In response to a successful petition and lawsuit by some of our regional colleagues, last week the U.S. Fish and Wildlife Service released a mapping of critical habitat for the woodland caribou in the Selkirk Mountains. Some 375,500 acres are designated, most of which is in remote roadless areas in Boundary County, Idaho, with some lands designated in Bonner County, Idaho and Pend Oreille County, Washington. The tiny herd of Selkirk caribou — estimated to consist of about 46 animals — are probably the most endangered mammals in the continental United States. Comments will be taken on the proposal through January.
In its news release (pdf), the Fish and Wildlife Service describe the habitat and why it’s important:
The southern Selkirk Mountains caribou is a member of the deer family, and it possesses unique biological and behavioral traits. It prefers high elevations above 4,000 feet and steep terrain with old-growth forests. Small groups of mountain caribou migrate seasonally up and down mountain ranges, rather than undertaking the mass group, long-distance migrations some species of caribou are known for. When winter snow deepens, mountain caribou feed almost exclusively on arboreal lichens that occur on old trees (typically 125 years or older), in high elevation forests.

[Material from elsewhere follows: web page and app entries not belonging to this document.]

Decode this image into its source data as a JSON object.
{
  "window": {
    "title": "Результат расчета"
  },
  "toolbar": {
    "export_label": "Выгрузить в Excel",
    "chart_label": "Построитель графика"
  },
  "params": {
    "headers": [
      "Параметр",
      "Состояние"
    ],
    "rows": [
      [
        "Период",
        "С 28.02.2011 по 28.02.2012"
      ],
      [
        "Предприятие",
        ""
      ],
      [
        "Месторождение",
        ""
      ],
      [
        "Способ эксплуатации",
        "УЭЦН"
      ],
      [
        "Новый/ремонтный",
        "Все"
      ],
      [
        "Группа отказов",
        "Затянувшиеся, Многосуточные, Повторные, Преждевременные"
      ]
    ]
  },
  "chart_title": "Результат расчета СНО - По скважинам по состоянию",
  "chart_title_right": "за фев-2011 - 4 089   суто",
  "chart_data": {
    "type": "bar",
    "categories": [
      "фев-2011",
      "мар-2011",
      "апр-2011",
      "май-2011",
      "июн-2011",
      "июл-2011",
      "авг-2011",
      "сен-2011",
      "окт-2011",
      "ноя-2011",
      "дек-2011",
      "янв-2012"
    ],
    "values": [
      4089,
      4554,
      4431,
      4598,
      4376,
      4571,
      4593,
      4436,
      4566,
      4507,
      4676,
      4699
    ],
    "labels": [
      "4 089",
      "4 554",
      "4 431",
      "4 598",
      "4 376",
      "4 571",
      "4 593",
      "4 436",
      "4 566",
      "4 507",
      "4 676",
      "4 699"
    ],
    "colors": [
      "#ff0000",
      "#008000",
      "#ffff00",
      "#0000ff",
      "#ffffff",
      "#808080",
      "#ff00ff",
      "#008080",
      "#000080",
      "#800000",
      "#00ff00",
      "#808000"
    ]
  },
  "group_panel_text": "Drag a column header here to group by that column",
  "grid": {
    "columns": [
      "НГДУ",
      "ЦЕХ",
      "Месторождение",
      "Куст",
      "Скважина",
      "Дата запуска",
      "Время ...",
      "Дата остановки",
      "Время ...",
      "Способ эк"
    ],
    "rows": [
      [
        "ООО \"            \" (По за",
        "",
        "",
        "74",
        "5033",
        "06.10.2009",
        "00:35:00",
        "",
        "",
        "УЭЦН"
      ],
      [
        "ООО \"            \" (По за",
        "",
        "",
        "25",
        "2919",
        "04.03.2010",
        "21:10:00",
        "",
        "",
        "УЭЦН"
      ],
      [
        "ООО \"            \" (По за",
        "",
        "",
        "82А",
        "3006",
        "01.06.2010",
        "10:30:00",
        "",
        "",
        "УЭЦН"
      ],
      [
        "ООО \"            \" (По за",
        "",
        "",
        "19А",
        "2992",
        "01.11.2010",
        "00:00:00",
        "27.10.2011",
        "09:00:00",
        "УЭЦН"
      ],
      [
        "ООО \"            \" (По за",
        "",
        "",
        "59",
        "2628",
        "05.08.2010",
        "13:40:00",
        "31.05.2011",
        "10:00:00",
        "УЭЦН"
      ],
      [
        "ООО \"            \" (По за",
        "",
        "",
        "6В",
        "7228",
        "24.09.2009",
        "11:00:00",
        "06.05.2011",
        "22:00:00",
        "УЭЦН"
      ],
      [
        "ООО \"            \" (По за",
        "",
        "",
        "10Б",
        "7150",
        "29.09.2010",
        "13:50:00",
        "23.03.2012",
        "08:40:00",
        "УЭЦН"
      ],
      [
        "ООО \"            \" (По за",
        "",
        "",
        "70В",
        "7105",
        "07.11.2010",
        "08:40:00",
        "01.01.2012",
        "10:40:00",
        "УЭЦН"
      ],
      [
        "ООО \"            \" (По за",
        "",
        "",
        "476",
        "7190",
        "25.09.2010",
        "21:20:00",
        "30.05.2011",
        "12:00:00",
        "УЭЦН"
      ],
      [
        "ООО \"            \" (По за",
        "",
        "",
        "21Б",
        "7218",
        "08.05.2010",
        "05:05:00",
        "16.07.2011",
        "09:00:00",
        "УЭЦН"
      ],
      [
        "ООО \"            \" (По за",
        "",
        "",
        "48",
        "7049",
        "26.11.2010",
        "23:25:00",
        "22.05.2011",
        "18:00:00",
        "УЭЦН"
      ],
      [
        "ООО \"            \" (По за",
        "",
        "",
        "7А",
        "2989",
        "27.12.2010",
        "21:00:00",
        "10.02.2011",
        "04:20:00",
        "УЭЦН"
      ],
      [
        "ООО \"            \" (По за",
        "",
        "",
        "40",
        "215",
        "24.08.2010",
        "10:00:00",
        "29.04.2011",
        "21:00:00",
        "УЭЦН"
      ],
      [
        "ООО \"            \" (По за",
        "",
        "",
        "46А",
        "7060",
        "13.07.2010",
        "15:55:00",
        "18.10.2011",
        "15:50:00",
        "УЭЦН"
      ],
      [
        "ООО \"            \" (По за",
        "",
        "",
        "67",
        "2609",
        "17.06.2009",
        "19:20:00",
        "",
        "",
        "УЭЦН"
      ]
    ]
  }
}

The primary threat to the species’ survival is the loss of contiguous old growth forest habitats due to timber harvest and wildfires. Human activities such as road-building and recreational trails can also fragment caribou habitat and facilitate the movement of predators into the caribou’s range.
Indeed, like too many other species, woodland caribou were once found across much of the northern United States, but were forced from their habitats by old-growth logging, hunting and poaching, and roads. Now, their last habitat in the U.S. is under stress by disturbance from snowmobiles and winter recreation. For several years, our friends at Selkirk Conservation Alliance, a party to the caribou lawsuit, have performed aerial monitoring of caribou habitat confirming the threats.
According to the Lands Council, also a party to the lawsuit:
The conservation groups petitioned for critical habitat in 2002 and sued for the designation in 2009. In 2005, the conservation groups challenged grooming of snow mobile trails into caribou habitat on the Idaho Panhandle National Forest and obtained an injunction on snow mobile travel and trail grooming in a small portion of the forest that is essential for the caribou. Much of that habitat has now been designated as critical habitat, ensuring these protections will be maintained.
The designation of critical habitat flows directly from the Endangered Species Act, serving the purpose of identifying geographic areas that contain habitat features essential for the conservation of a listed species. The primary legal effect is that critical habitat requires federal agencies to consult with the Fish and Wildlife Service on federal actions that may affect critical habitat, federal agencies are prohibited from funding or authorizing actions that would adversely affect critical habitat.
For our friends at the Bonner County Property Rights Council, who have the caribou designation on their agenda for tonight’s meeting, USFWS points out that: the designation of critical habitat does not affect land ownership; critical habitat is not the same as a refuge, a wilderness area or any other conservation area; it does not allow government or public access to non-federal lands; and a critical habitat designation does not impose restrictions on non-federal lands unless federal funds, permits or activities are involved.
In a statement, Mark Sprengel from Selkirk Conservation Alliance says, “The woodland caribou of the Selkirk Mountains are highly endangered and need this habitat protection to survive. Protecting the caribou means protecting the old-growth forests and wild places of the Selkirks, which are cherished by many.”